Japan, 1981
Umeda Masanori

blackline print on tracing vellum

Umeda was one of three Japanese designers, alongside Kuramata and Isozaki, invited by Memphis to create a piece for their first exhibition. In his drawing Umeda gave four alternative uses for the ‘Tawaraya': 1. As a shrine for reflecting nulla (anything), cielo (heaven, sky), tistezza (sadness), vita (life). 2. As a platform to celebrate gioia (joy), cerimonia (ceremony), festa (holiday), stagione (season). 3. As a conversation area with activites of banchetto (banquet), dialogo (dialogue), godimento (enjoyment), sapienza (wisdom). 4. As a bed for notte (night), amore (love), sogno (dream), cuore (heart/life). For Memphis, Masanori Umeda produced some of his most iconic work adopting the humour and symbolism of the Memphis culture while commenting on the industrial city culture of his home country of Japan. Tawaraya bitingly comments on the new ‘free-style' design, as well as on the struggle to survive in the newly overcrowded Japan. The Tawaraya Boxing Ring became synonymous with the Memphis group following the iconic photo of the design team in the ring. —Phillips

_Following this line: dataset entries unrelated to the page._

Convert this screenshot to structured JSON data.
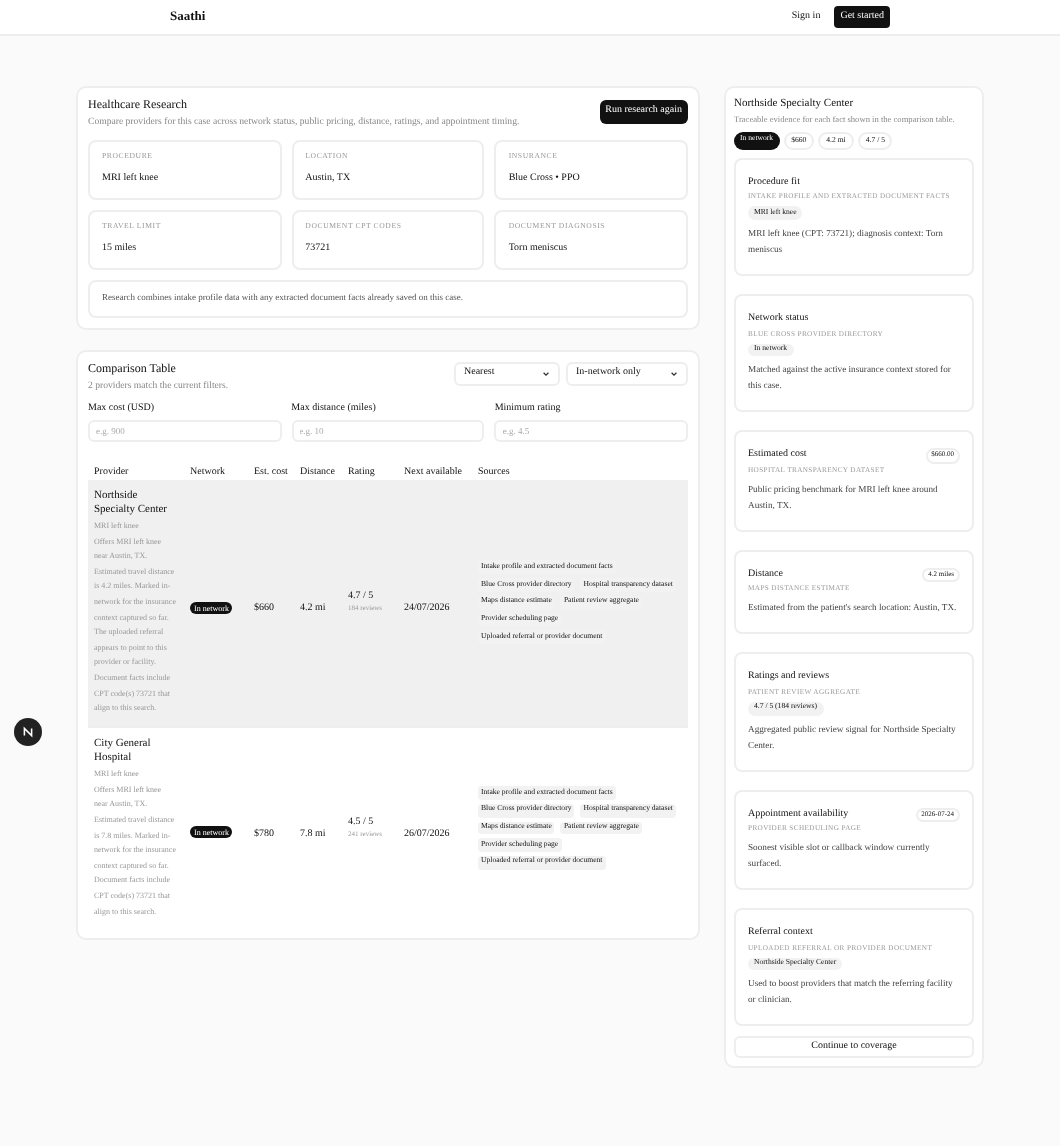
{
  "nav": {
    "brand": "Saathi",
    "sign_in": "Sign in",
    "get_started": "Get started"
  },
  "research": {
    "title": "Healthcare Research",
    "subtitle": "Compare providers for this case across network status, public pricing, distance, ratings, and appointment timing.",
    "run_button": "Run research again",
    "facts": [
      {
        "label": "PROCEDURE",
        "value": "MRI left knee"
      },
      {
        "label": "LOCATION",
        "value": "Austin, TX"
      },
      {
        "label": "INSURANCE",
        "value": "Blue Cross • PPO"
      },
      {
        "label": "TRAVEL LIMIT",
        "value": "15 miles"
      },
      {
        "label": "DOCUMENT CPT CODES",
        "value": "73721"
      },
      {
        "label": "DOCUMENT DIAGNOSIS",
        "value": "Torn meniscus"
      }
    ],
    "note": "Research combines intake profile data with any extracted document facts already saved on this case."
  },
  "comparison": {
    "title": "Comparison Table",
    "subtitle": "2 providers match the current filters.",
    "sort": "Nearest",
    "network_filter": "In-network only",
    "filters": [
      {
        "label": "Max cost (USD)",
        "placeholder": "e.g. 900"
      },
      {
        "label": "Max distance (miles)",
        "placeholder": "e.g. 10"
      },
      {
        "label": "Minimum rating",
        "placeholder": "e.g. 4.5"
      }
    ],
    "columns": [
      "Provider",
      "Network",
      "Est. cost",
      "Distance",
      "Rating",
      "Next available",
      "Sources"
    ],
    "rows": [
      {
        "name": "Northside Specialty Center",
        "procedure": "MRI left knee",
        "summary": "Offers MRI left knee near Austin, TX. Estimated travel distance is 4.2 miles. Marked in-network for the insurance context captured so far. The uploaded referral appears to point to this provider or facility. Document facts include CPT code(s) 73721 that align to this search.",
        "network": "In network",
        "cost": "$660",
        "distance": "4.2 mi",
        "rating": "4.7 / 5",
        "reviews": "184 reviews",
        "next": "24/07/2026",
        "selected": true,
        "sources": [
          "Intake profile and extracted document facts",
          "Blue Cross provider directory",
          "Hospital transparency dataset",
          "Maps distance estimate",
          "Patient review aggregate",
          "Provider scheduling page",
          "Uploaded referral or provider document"
        ]
      },
      {
        "name": "City General Hospital",
        "procedure": "MRI left knee",
        "summary": "Offers MRI left knee near Austin, TX. Estimated travel distance is 7.8 miles. Marked in-network for the insurance context captured so far. Document facts include CPT code(s) 73721 that align to this search.",
        "network": "In network",
        "cost": "$780",
        "distance": "7.8 mi",
        "rating": "4.5 / 5",
        "reviews": "241 reviews",
        "next": "26/07/2026",
        "selected": false,
        "sources": [
          "Intake profile and extracted document facts",
          "Blue Cross provider directory",
          "Hospital transparency dataset",
          "Maps distance estimate",
          "Patient review aggregate",
          "Provider scheduling page",
          "Uploaded referral or provider document"
        ]
      }
    ]
  },
  "detail": {
    "title": "Northside Specialty Center",
    "subtitle": "Traceable evidence for each fact shown in the comparison table.",
    "chips": [
      {
        "label": "In network",
        "kind": "dark"
      },
      {
        "label": "$660",
        "kind": "light"
      },
      {
        "label": "4.2 mi",
        "kind": "light"
      },
      {
        "label": "4.7 / 5",
        "kind": "light"
      }
    ],
    "evidence": [
      {
        "title": "Procedure fit",
        "source": "INTAKE PROFILE AND EXTRACTED DOCUMENT FACTS",
        "chip": "MRI left knee",
        "text": "MRI left knee (CPT: 73721); diagnosis context: Torn meniscus"
      },
      {
        "title": "Network status",
        "source": "BLUE CROSS PROVIDER DIRECTORY",
        "chip": "In network",
        "text": "Matched against the active insurance context stored for this case."
      },
      {
        "title": "Estimated cost",
        "value": "$660.00",
        "source": "HOSPITAL TRANSPARENCY DATASET",
        "text": "Public pricing benchmark for MRI left knee around Austin, TX."
      },
      {
        "title": "Distance",
        "value": "4.2 miles",
        "source": "MAPS DISTANCE ESTIMATE",
        "text": "Estimated from the patient's search location: Austin, TX."
      },
      {
        "title": "Ratings and reviews",
        "source": "PATIENT REVIEW AGGREGATE",
        "chip": "4.7 / 5 (184 reviews)",
        "text": "Aggregated public review signal for Northside Specialty Center."
      },
      {
        "title": "Appointment availability",
        "value": "2026-07-24",
        "source": "PROVIDER SCHEDULING PAGE",
        "text": "Soonest visible slot or callback window currently surfaced."
      },
      {
        "title": "Referral context",
        "source": "UPLOADED REFERRAL OR PROVIDER DOCUMENT",
        "chip": "Northside Specialty Center",
        "text": "Used to boost providers that match the referring facility or clinician."
      }
    ],
    "continue_button": "Continue to coverage"
  }
}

Tawaraya Ring by Umeda Masanori, 1981

Founding members of Memphis in the Tawaraya Ring

📷 M+ Museum, Memphis Milano, Modernism Museum Mount Dora